Well, this is certainly the aim of the Saudis and the Americans. The Gulf unity and the continuation and success of the Gulf Cooperation Council (GCC) are top concerns for Custodian of the Two Holy Mosques King Salman, the head of Saudi Arabia’s Shoura Council, Abdullah Al-Sheikh, said on Monday.
In a statement carried by the Saudi Press Agency Al-Sheikh also stressed that the invitation of King Salman to the GCC leaders comes amid exceptional circumstances the region is facing, which require cooperation among the member states and strong joint action.
The Shoura Council chief also praised the efforts of Crown Prince Muhammad Bin Salman, under the direction of King Salman, to strengthen the GCC and maintain its unity, security, stability, and cohesion. “The region suffers from turmoil in view of the foreign interference in the affairs of the countries of the region, threatening the close and historic relations among the member countries and their people,” he said.
King Salman put Gulf unity and continuation of Gulf Cooperation Council at the forefront of his priorities, the head of Shoura Council said on Monday. The region is facing unique challenges which require cooperation, Abdullah Al-Sheikh added in a report from state news agency SPA. Saudi Arabia reaffirmed its commitment to the unity of the GCC in December.
Since the GCC’s establishment in 1981, the Kingdom had taken a balanced approach that supported every effort and every action that contributed to achieving common goals and aspirations, a government spokesman said.
“As the elder sister to the GCC countries, the Kingdom has sought to overcome the various obstacles, disagreements, and developments facing the work process, whether in terms of viewpoints or on the ground,” the spokesman said in a statement published by the Saudi Press Agency.
Although this is an ambitious project, and the restoration of ties with Qatar is indeed a historic moment for the Gulf, the difference in geopolitical stances between Qatar and Saudi Arabia along with the UAE remains.

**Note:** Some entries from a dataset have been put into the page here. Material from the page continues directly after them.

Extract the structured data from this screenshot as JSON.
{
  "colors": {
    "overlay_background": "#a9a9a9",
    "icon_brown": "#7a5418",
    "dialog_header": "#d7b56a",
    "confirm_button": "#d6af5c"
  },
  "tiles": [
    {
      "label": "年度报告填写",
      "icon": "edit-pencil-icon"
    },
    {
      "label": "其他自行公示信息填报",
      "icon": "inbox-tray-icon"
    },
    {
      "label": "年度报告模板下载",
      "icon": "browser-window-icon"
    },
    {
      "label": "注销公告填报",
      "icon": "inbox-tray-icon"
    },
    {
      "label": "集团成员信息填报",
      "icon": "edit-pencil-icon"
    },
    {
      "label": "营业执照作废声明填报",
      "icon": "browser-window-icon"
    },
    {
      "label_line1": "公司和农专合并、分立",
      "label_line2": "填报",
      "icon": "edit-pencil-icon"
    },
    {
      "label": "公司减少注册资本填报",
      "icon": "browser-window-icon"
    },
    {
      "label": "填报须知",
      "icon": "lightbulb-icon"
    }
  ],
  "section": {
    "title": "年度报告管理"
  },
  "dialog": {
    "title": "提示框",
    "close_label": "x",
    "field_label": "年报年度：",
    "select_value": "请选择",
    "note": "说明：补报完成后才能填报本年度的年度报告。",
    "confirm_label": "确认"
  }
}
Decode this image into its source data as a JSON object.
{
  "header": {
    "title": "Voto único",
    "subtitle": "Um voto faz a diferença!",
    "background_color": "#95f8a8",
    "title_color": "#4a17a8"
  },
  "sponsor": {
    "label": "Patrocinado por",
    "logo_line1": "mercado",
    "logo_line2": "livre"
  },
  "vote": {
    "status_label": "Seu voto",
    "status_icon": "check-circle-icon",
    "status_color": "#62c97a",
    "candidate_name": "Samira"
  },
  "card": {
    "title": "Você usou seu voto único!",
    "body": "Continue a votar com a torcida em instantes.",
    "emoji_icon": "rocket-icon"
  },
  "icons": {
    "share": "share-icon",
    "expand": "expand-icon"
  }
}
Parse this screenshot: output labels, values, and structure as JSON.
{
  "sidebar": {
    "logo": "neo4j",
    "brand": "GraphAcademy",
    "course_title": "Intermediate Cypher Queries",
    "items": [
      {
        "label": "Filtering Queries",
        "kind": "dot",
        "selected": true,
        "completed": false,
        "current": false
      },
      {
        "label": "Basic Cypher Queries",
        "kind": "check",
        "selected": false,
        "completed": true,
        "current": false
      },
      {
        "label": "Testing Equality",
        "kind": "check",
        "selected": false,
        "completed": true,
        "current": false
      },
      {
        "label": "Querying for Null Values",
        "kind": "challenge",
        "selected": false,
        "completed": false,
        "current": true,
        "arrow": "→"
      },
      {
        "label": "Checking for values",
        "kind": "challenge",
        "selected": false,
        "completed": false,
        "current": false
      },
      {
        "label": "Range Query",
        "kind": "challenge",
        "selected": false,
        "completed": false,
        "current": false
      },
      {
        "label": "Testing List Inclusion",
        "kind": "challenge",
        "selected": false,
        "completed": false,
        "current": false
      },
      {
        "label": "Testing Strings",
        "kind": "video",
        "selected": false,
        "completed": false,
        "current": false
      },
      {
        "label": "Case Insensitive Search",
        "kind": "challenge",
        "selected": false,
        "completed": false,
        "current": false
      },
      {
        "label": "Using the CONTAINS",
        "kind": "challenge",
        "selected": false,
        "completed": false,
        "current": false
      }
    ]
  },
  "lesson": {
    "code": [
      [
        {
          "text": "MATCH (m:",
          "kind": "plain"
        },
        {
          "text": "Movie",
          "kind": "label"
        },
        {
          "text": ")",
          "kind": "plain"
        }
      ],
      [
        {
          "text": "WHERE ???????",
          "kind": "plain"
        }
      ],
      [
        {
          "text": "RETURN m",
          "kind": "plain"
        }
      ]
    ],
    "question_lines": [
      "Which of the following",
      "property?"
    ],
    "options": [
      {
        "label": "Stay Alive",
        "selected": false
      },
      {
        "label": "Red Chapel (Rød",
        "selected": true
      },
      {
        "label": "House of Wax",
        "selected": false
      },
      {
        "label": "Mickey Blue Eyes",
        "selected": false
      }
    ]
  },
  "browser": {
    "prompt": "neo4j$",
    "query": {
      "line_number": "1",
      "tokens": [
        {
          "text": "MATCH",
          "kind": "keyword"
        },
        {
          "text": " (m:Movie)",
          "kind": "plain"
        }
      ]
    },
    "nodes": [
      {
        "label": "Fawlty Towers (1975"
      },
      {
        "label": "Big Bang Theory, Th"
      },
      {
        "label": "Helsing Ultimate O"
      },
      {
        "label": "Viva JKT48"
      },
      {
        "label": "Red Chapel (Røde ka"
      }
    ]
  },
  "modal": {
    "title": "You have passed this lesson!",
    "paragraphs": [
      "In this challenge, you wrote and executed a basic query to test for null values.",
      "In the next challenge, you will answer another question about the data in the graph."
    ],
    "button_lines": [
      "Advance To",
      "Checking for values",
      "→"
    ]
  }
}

Qatar’s ties with Iran will be a major obstacle in any meaningful cooperation with the UAE and Saudi Arabia, who’s aim is to contain the Iranian threat. Qatar’s strong relations with Turkey may be an even larger obstacle especially in ties with the UAE who have grown increasingly hostile to Turkey and its regional policies in recent years. However, normalization will open the door to meaningful negotiations that could help mend those differences. There is nevertheless a hard road ahead.